“It’s very important to learn about the culture and the history,” says Asia Jensen, who designed the installation. “I think it’s very important to let people know there are some amazing Indigenous athletes in our history.”

Jensen also designed the logo for the Games. The logo, which is also in the upper centre of the display, includes a yellow eagle, an orange feather, a red sash and stripes of blues and greens - the colours of the northern lights. Eagles are symbols of strength and courage for many Indigenous people in North America. The feather represents the First Nations, the sash represents the Métis and the northern lights represent the Inuit.

Jensen used the same symbolic colours to create the installation at U of T.

 “I think it’s fantastic that this was done,” says Jensen. “It encourages all the young Indigenous athletes and all Indigenous kids.”

The leftmost of the installation features information on a new part of the Games, #Team88. The Truth and Reconciliation Commission of Canada has 94 calls to action, which call for Canadians to recognize the past, and progress towards rectifying the legacy of residential schools and advancing reconciliation for the future.

Their eighty-eighth call is one for all levels of governments in Canada to commit to long-term development of Indigenous athletics and support of the North American Indigenous Games. #Team88, which is named for the call, promotes sports and wellness in Indigenous communities, while bringing focus to the TRC’s recommendations of sports as a path to reconciliation.   

The middle of the installation is made of panels outlining the careers and Indigenous identities of six athletes. Professor Bruce Kidd, Vice-President, U of T and Principal, U of T Scarborough, has a special relationship to the first of these panels. It depicts Tom Longboat, the Onondaga long-distance runner who, in the early twentieth century, was considered the best marathoner in the world. Kidd, who is also a long-distance runner, wrote Tom Longboat’s biography in 1980.
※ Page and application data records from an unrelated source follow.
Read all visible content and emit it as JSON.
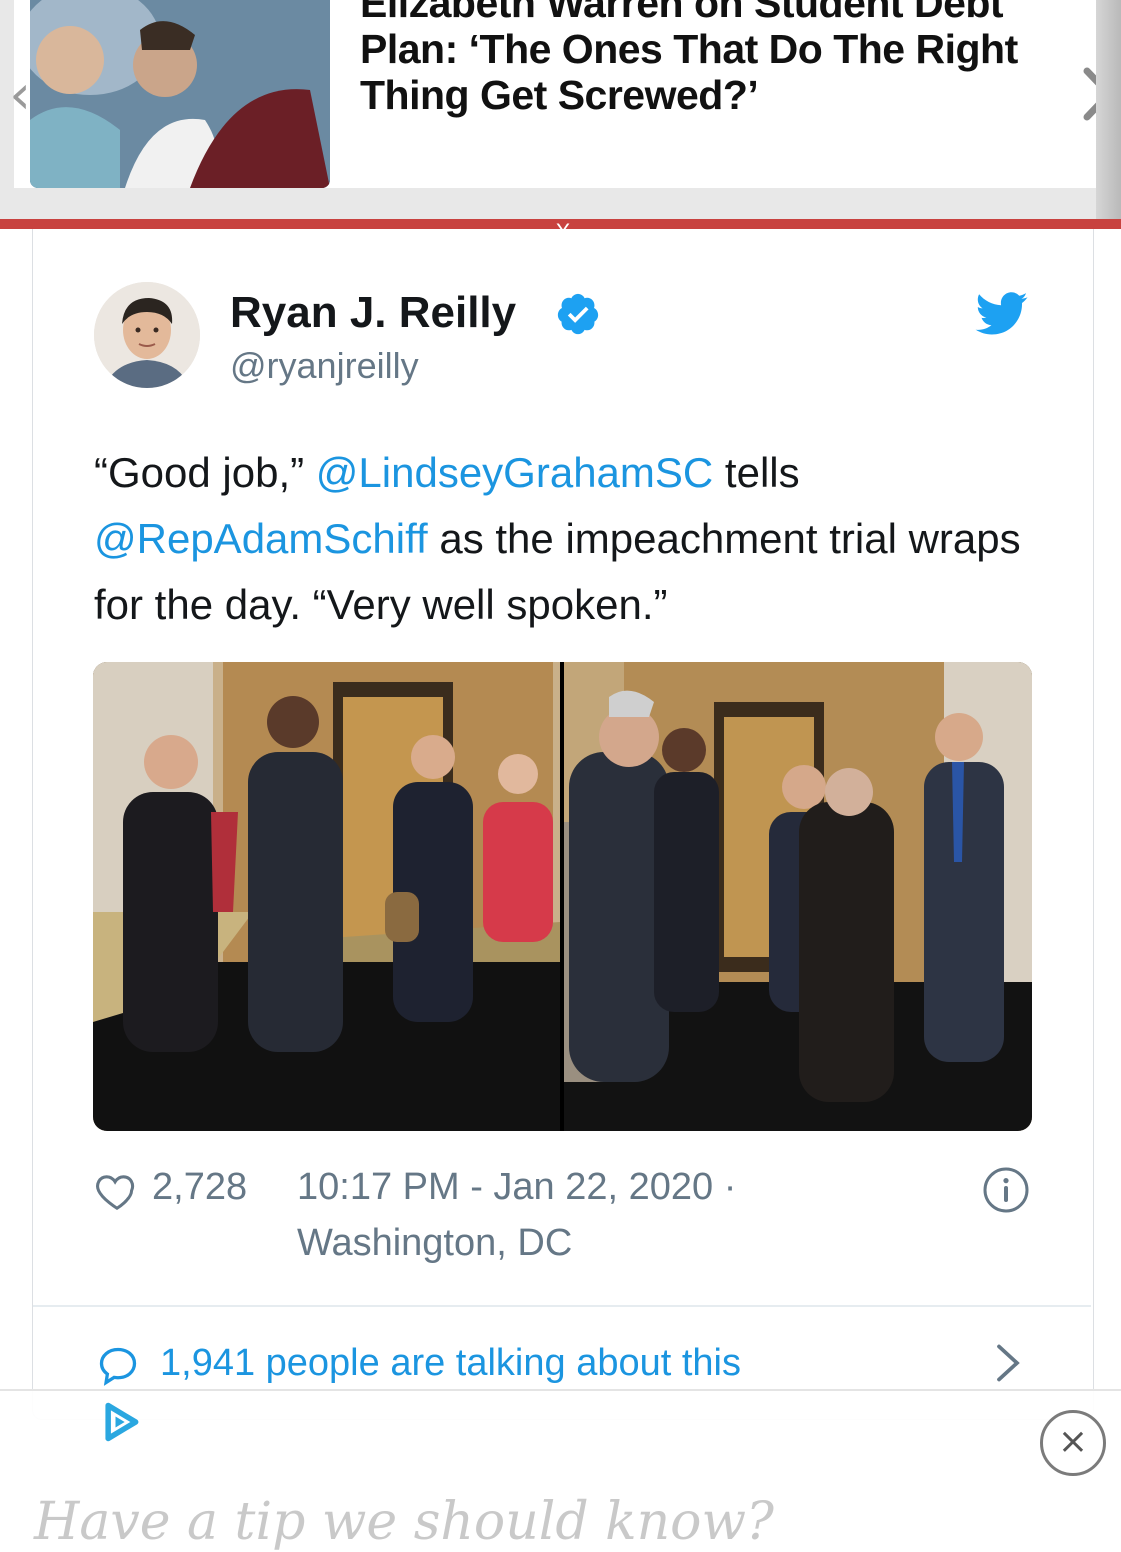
{
  "carousel": {
    "title": "Elizabeth Warren on Student Debt Plan: ‘The Ones That Do The Right Thing Get Screwed?’",
    "prev_icon": "chevron-left-icon",
    "next_icon": "chevron-right-icon",
    "close_label": "X"
  },
  "tweet": {
    "author_name": "Ryan J. Reilly",
    "author_handle": "@ryanjreilly",
    "verified_icon": "verified-badge-icon",
    "brand_icon": "twitter-bird-icon",
    "text_parts": {
      "p1": "“Good job,” ",
      "mention1": "@LindseyGrahamSC",
      "p2": " tells ",
      "mention2": "@RepAdamSchiff",
      "p3": " as the impeachment trial wraps for the day. “Very well spoken.”"
    },
    "like_count": "2,728",
    "timestamp": "10:17 PM - Jan 22, 2020 ·",
    "location": "Washington, DC",
    "talking_link": "1,941 people are talking about this",
    "colors": {
      "link": "#1b95e0",
      "muted": "#657786",
      "accent_red": "#c8423f"
    }
  },
  "ad": {
    "close_label": "×",
    "tip_text": "Have a tip we should know?"
  }
}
Kidd says the previously received ideas of Longboat were that the athlete had been incredibly talented, but had squandered his abilities through poor training, alcohol abuse and recklessness. 

“I dug further,” says Kidd. “I went to the reserve, I read local newspapers, I talked to people who knew him, and I put together quite a different story.”
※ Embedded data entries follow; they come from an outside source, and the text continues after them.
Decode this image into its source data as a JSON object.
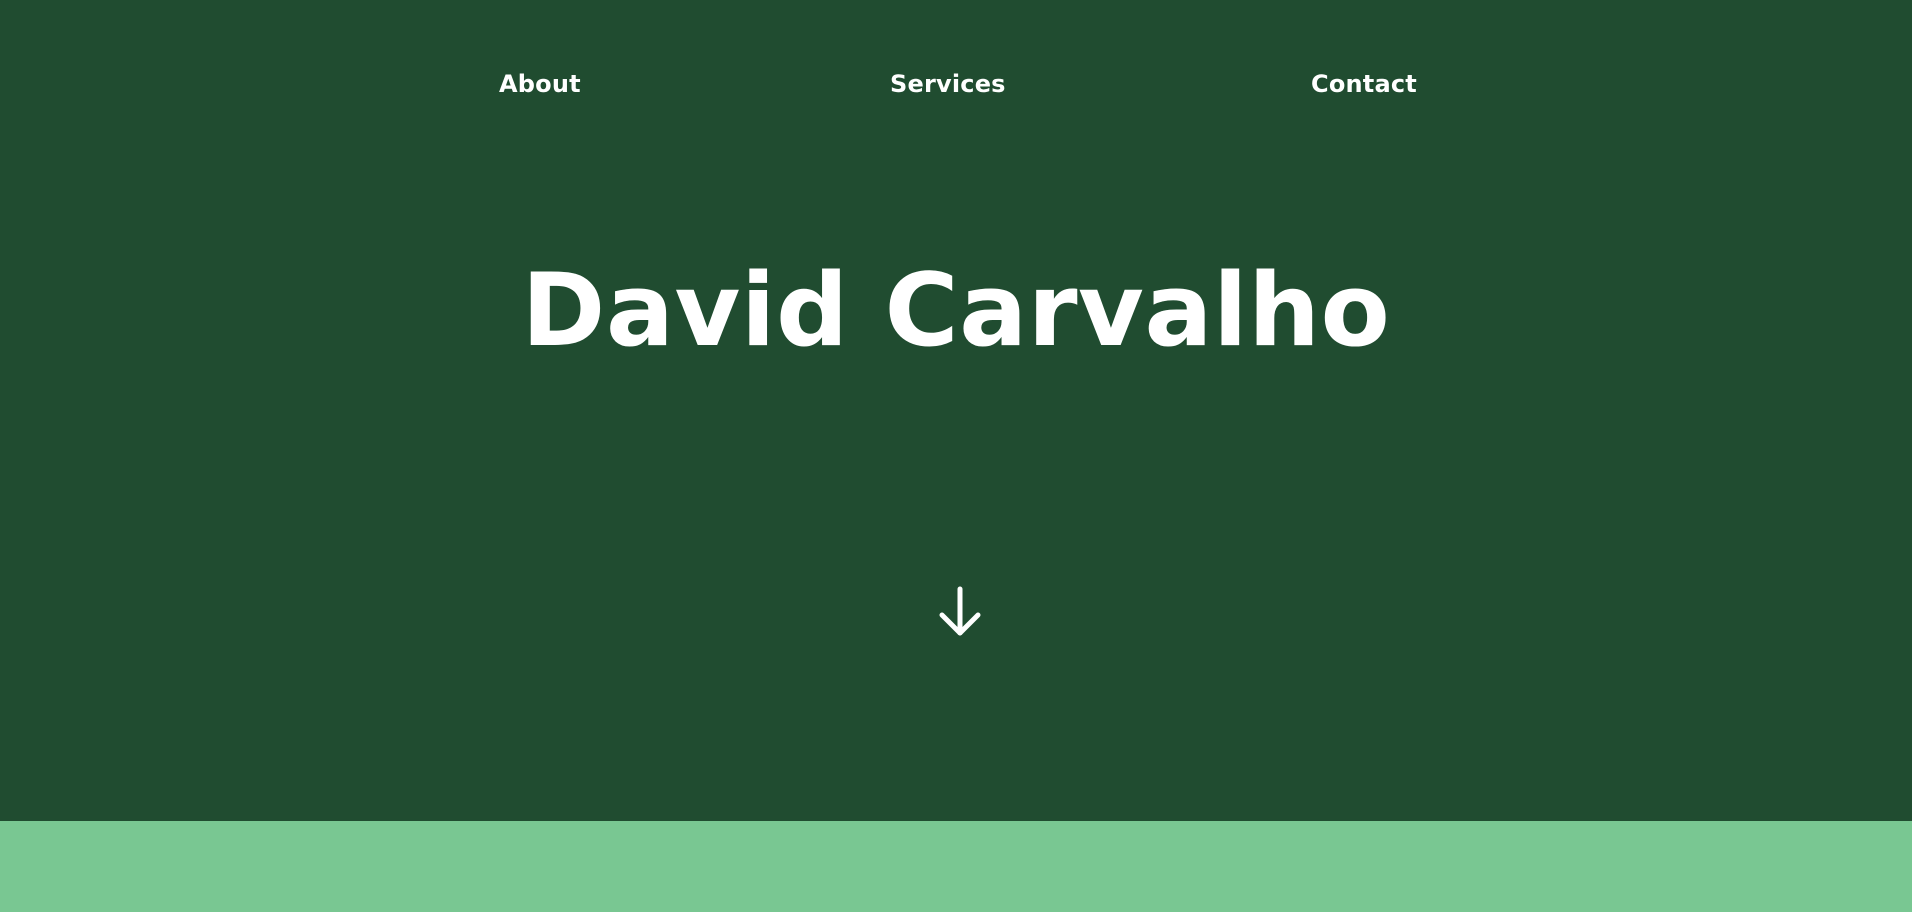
{
  "nav": {
    "items": [
      {
        "label": "About"
      },
      {
        "label": "Services"
      },
      {
        "label": "Contact"
      }
    ]
  },
  "hero": {
    "title": "David Carvalho",
    "scroll_icon": "arrow-down-icon"
  },
  "colors": {
    "hero_background": "#204c30",
    "band_background": "#79c792",
    "text": "#ffffff"
  }
}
Kidd says he found that Longboat had trained in ways that differed from the standards of the white coaching establishment in the early twentieth century, but were consistent with his Onondaga heritage and worked very well for him. Kidd says much of today’s long distance training derives from similar ideas.

“He took very good care of himself. He disciplined himself to compete well and he succeeded against terrible racism,” says Kidd. “I became an admirer of him from that point on.”
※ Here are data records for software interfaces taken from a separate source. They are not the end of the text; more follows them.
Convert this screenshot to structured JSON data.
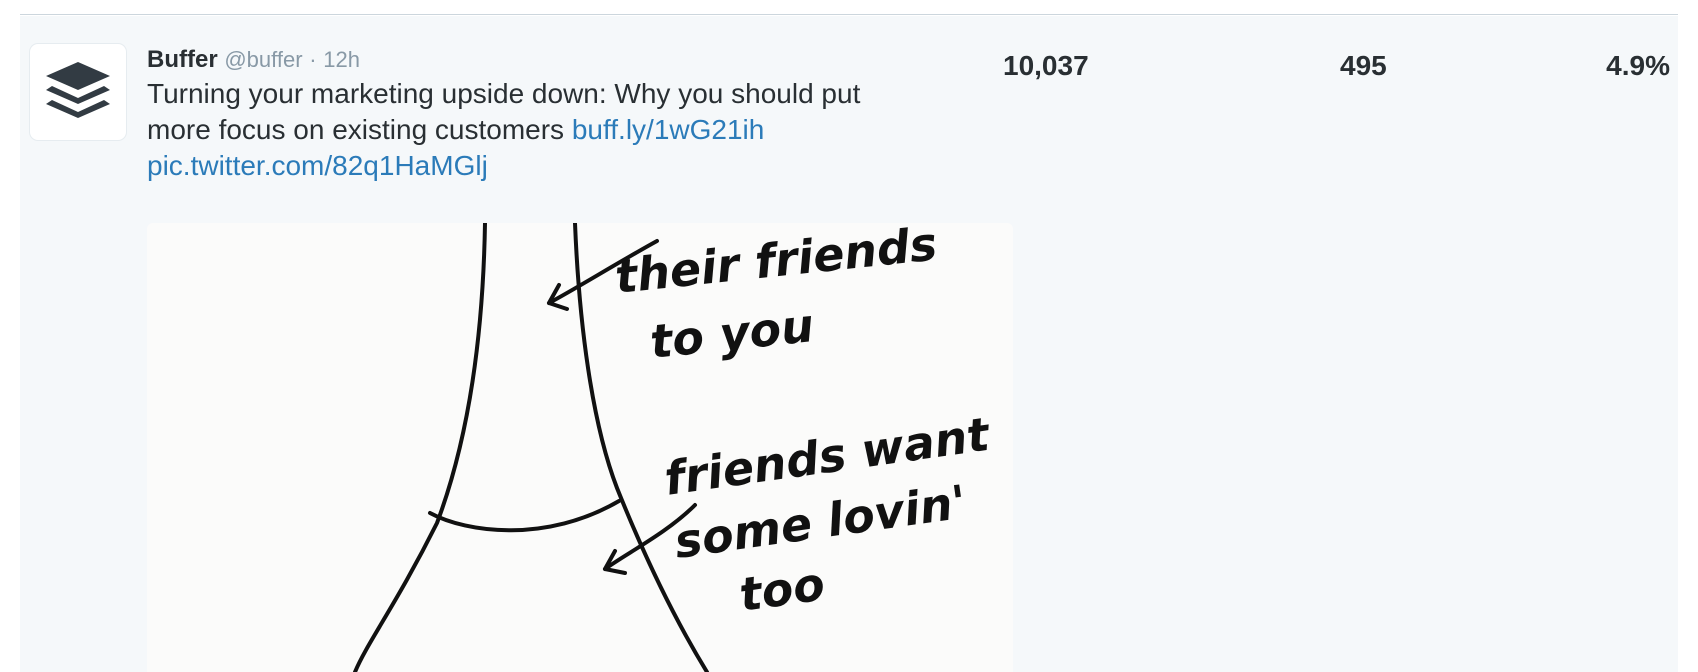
{
  "tweet": {
    "name": "Buffer",
    "handle": "@buffer",
    "separator": "·",
    "time": "12h",
    "text_line1": "Turning your marketing upside down: Why you should put",
    "text_line2_prefix": "more focus on existing customers ",
    "link_url": "buff.ly/1wG21ih",
    "pic_link": "pic.twitter.com/82q1HaMGlj",
    "avatar_icon": "buffer-layers-icon"
  },
  "media": {
    "handwriting": {
      "line1": "their friends",
      "line2": "to you",
      "line3": "friends want",
      "line4": "some lovin'",
      "line5": "too"
    }
  },
  "stats": {
    "impressions": "10,037",
    "engagements": "495",
    "engagement_rate": "4.9%"
  },
  "colors": {
    "link": "#2b7bb9",
    "row_background": "#f5f8fa",
    "muted_text": "#8899a6"
  }
}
“I’m delighted to see his name, but it’s not just his name - it’s what he stood for. He stood for the very best in sport and he did that on the basis of a strong commitment to Indigenous tradition.”

The final, rightmost segment of the installation focuses on Indigenous sports: lacrosse, canoeing and kayaking and archery. One of the main functions of the Games is to “revive some of the great athletic traditions of Indigenous peoples and their cultures,” Kidd says.

The installation will be featured until Sep. 17.


© University of Toronto Scarborough